Single competition records at that time were 59 min 40 sec “25″, 2hr 3min 20 sec “50″, 4hr 30 min 10 sec “100″ and 12 hour was 242 miles. They were of course unpaced TTs.
One of the main winter events used to be the annual Cyclists versus Harriers Cross-country race. It was just a fun meeting. If it was wet and muddy the Harriers usually won and if it was dry and frosty the Cyclists won. It attracted a good crowd at the finish and a collection was usually taken for the Hospital Nurses. After we all had a good wash we sat down to a slap-up tea in the Harriers Hut, however it was demolished many years ago to make room for the new college. It was never revived after the war.
When the Club nearly went to war
About a year before the last war, the County Police asked the Club if they had some experienced riders who could carry messages cross-country in the event of a communications breakdown or roads being bombed and so on. Several of us said we would like to try it and it really worked!

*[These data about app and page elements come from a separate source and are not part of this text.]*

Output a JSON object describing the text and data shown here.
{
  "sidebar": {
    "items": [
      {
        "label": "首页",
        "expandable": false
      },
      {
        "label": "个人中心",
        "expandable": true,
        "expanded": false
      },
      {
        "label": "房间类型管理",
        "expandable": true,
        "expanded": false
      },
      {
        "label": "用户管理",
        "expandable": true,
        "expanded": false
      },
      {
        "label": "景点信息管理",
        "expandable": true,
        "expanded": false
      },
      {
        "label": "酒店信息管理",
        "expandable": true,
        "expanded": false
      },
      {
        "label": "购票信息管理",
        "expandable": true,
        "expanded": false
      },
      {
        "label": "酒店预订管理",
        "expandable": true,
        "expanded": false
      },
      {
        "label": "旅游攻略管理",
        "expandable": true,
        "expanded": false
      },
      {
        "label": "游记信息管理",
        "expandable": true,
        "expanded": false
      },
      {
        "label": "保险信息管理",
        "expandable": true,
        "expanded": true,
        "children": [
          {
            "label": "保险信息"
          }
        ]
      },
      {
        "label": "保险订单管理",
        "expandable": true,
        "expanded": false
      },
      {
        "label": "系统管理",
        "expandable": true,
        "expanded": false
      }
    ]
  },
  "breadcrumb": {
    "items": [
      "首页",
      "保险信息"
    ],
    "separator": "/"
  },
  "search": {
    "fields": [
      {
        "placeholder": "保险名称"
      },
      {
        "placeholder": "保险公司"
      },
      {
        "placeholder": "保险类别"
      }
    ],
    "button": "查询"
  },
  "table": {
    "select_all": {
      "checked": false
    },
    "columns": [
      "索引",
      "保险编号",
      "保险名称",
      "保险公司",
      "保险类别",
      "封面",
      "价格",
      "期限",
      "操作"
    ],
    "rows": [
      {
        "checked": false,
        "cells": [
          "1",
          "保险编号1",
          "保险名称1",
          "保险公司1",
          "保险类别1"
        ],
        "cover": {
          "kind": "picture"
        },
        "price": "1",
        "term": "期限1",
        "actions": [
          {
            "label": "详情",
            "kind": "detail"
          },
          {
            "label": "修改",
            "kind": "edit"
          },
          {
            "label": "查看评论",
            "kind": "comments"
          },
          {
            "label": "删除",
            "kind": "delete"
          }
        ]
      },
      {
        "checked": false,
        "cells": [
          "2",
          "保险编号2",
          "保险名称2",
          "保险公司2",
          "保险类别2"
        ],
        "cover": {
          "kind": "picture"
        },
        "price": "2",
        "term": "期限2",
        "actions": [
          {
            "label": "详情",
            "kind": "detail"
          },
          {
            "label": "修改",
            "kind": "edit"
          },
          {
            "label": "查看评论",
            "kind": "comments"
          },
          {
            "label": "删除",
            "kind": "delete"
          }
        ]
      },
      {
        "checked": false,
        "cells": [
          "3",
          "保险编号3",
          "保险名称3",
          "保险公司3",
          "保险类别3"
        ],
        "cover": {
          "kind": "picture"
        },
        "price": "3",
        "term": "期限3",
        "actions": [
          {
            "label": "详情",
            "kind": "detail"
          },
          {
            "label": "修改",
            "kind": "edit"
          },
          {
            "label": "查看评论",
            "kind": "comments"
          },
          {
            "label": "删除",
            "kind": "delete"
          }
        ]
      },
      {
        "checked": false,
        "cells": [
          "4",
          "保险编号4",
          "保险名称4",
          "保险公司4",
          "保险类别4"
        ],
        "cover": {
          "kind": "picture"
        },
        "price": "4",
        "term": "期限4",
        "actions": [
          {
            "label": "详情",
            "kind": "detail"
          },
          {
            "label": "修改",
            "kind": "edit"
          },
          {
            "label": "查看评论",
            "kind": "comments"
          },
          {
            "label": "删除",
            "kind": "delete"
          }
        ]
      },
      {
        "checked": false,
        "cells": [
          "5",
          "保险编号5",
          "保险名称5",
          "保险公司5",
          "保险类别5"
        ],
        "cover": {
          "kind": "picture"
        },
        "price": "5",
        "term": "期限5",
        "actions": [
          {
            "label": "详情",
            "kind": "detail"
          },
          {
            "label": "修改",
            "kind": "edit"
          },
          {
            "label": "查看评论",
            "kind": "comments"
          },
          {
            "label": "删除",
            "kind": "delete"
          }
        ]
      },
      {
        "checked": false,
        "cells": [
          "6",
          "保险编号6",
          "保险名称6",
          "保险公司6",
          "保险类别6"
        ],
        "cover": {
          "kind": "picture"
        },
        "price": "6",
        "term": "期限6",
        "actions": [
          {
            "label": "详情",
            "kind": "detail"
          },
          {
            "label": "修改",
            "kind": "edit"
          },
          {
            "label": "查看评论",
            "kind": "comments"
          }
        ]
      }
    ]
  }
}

We could shoulder our bikes over stiles etc when we had trial runs over 5 miles or so.
We were sworn-in as Special Constables, given tin hats, gas masks and suitable clothing. In the event of invasion we were to be armed and come under military command. Then some higher-up thought it would be a good idea to test the system by riding from Tylers Green to Little Kingshill wearing gas masks. Our local constable was to come with us. He was a middle-aged man, somewhat overweight and had a regulation sit-up-and-beg bike. We started off and before long we were steamed up and couldn’t see where we were going, so we stopped to clear the steam and realised we’d lost our policeman, so we went back to look for him. His bike was in a ditch, he was on a bank blue in the face and gasping for breath! We left him there to recover and decided it was not a good idea to wear the gas mask whilst riding.
With war inevitable we had a weekend away together and parted with; a few limp handshakes not knowing when we should see each other again. The club trophies were put in the vaults of the bank and the ladies in the club tried to keep in touch with members in the services.

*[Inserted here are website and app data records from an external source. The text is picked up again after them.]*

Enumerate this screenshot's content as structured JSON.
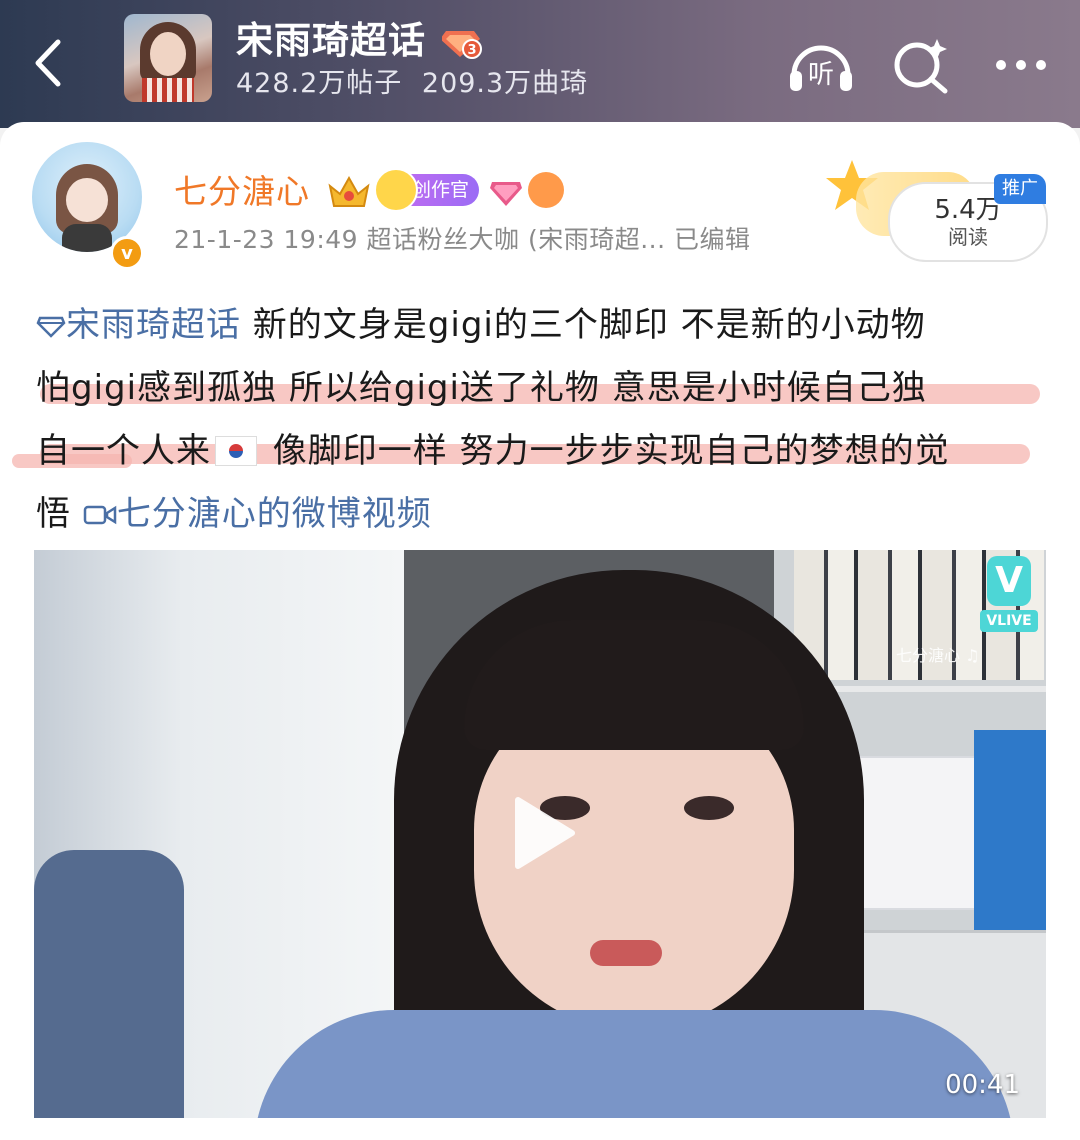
{
  "header": {
    "title": "宋雨琦超话",
    "level_badge": "3",
    "posts": "428.2万帖子",
    "followers": "209.3万曲琦",
    "listen_label": "听"
  },
  "post": {
    "username": "七分溏心",
    "creator_badge": "创作官",
    "meta": "21-1-23 19:49  超话粉丝大咖 (宋雨琦超...  已编辑",
    "promo": {
      "views": "5.4万",
      "views_label": "阅读",
      "tag": "推广"
    },
    "text": {
      "topic": "宋雨琦超话",
      "line1_rest": " 新的文身是gigi的三个脚印 不是新的小动物",
      "line2": "怕gigi感到孤独 所以给gigi送了礼物 意思是小时候自己独",
      "line3_a": "自一个人来",
      "line3_b": " 像脚印一样 努力一步步实现自己的梦想的觉",
      "line4": "悟 ",
      "video_link": "七分溏心的微博视频"
    },
    "video": {
      "duration": "00:41",
      "vlive": "VLIVE",
      "watermark": "七分溏心 ♫"
    }
  },
  "colors": {
    "link": "#4a6fa5",
    "username": "#f07828",
    "highlight": "#f6b6b0"
  },
  "icons": [
    "back-icon",
    "headphones-icon",
    "search-sparkle-icon",
    "more-icon",
    "diamond-icon",
    "video-camera-icon",
    "play-icon"
  ]
}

As I was in a “reserved occupation” as a cabinet maker, I had to join a mobile working party which was moved around the country to wherever there was a need for our skills. Being a cyclist had its advantages in war time as I was able to get home for the odd day or so when there was no other means of transport available. There is little to be said about cycling in war time except that you were only allowed a glimmer of light after dark but there was very little traffic on the roads except for military vehicles.